In verse 3, God takes the life of a wicked man, Er. In verse 4 he rewards Er’s wicked father, Judah, by placing him in the genealogy of Jesus!  What’s up with that?

We don’t even know what Er did that was so wicked. But we do know that Judah betrayed his responsibility to his daughter in law and then bartered with her for sexual favors not knowing who she was. When she became pregnant Judah wanted her stoned for her sin. When she soundly establishes that he is the father, he lets her live, ignores his own guilt and bears two children by her. Allen observes, “In Hebrew law this was incest, for the relationship was within the forbidden degrees of Leviticus 18:15. The Chronicler and his readers knew the ruling of Leviticus 20:12, the death sentence for both parties. This makes his placing the cases of verses 3 and 4 together very striking.”

God’s grace is a mysterious thing! He bestows it upon those he chooses to bestow it upon and he doesn’t ask me for advice. Human failure is woven into God’s ongoing plan for man from the very beginning.  We see it even in the man who’s supposed to be “after God’s own heart,” David.

I believe God wants us to identify with the guilty parties who received God’s grace not with the God who can give or withhold it. You see we are the sinners in the story, we are not the Judge of the rightness or wrongness in the lives of others. We are all Judah, David, Bathsheba and Tamar! In Christ we too have received God’s mysterious grace. Notice the signature verse for the week.
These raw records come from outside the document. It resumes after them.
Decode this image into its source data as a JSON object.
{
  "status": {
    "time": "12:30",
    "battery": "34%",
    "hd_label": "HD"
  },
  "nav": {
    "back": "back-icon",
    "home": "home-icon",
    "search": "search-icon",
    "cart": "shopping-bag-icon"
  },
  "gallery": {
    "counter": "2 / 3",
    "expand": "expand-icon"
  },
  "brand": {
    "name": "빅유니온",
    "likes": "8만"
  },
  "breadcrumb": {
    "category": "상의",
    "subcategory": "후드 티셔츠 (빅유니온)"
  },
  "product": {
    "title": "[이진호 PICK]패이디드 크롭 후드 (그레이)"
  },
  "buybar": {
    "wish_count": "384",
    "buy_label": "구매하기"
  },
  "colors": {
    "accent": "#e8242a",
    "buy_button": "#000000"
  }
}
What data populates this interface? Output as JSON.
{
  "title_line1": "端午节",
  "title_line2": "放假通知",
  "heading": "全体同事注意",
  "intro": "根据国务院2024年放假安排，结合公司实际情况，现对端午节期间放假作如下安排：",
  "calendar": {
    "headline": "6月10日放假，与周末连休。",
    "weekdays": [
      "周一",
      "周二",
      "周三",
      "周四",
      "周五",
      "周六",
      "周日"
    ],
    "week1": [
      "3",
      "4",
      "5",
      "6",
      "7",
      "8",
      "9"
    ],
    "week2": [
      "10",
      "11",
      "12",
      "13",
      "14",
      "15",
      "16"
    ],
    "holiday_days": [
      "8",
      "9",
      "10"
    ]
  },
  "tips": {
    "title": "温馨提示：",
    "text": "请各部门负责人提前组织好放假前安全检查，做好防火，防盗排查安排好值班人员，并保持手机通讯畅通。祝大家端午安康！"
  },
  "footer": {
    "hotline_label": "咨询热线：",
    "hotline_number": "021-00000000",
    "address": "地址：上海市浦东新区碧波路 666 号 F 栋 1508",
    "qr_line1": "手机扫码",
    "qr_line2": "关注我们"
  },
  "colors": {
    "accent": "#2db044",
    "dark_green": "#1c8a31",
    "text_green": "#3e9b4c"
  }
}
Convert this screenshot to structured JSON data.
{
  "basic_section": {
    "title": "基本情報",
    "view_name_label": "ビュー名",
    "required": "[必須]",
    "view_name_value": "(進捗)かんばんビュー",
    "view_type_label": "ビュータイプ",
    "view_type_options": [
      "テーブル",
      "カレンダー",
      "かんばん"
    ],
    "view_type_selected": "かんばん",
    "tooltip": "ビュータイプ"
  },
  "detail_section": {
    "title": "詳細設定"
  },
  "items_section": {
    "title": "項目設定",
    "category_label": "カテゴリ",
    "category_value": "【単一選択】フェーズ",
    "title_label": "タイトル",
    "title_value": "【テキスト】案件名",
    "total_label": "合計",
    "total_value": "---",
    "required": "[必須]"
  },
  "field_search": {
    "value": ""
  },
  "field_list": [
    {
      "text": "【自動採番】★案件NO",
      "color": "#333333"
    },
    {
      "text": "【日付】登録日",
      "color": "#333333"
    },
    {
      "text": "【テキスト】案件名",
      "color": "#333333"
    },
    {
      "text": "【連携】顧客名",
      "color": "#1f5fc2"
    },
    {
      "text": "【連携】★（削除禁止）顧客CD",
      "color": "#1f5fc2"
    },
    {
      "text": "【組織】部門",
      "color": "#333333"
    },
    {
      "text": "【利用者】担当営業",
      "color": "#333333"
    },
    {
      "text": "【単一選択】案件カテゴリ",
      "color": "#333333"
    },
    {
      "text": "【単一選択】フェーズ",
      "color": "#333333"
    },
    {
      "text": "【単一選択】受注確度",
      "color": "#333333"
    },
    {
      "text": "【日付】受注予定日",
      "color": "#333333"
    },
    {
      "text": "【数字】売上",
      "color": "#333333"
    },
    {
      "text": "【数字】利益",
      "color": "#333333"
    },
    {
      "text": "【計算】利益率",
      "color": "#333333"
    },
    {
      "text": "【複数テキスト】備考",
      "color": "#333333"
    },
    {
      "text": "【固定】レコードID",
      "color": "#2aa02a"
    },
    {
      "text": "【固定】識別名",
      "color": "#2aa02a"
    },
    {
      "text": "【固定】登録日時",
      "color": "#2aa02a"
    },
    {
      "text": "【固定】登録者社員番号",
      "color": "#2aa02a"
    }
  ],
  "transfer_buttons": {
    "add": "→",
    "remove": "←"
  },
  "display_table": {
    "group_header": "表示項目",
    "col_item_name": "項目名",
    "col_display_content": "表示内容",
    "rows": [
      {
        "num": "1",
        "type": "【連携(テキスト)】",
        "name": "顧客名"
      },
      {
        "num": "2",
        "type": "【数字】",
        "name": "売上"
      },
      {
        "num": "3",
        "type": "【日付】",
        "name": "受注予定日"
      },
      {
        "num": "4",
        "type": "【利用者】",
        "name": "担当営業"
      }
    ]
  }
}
“For God saved us and called us to live a holy life. He did this, not because we deserved it, but because that was his plan from before the beginning of time—to show us his grace through Christ Jesus.”  2 Timothy 1:9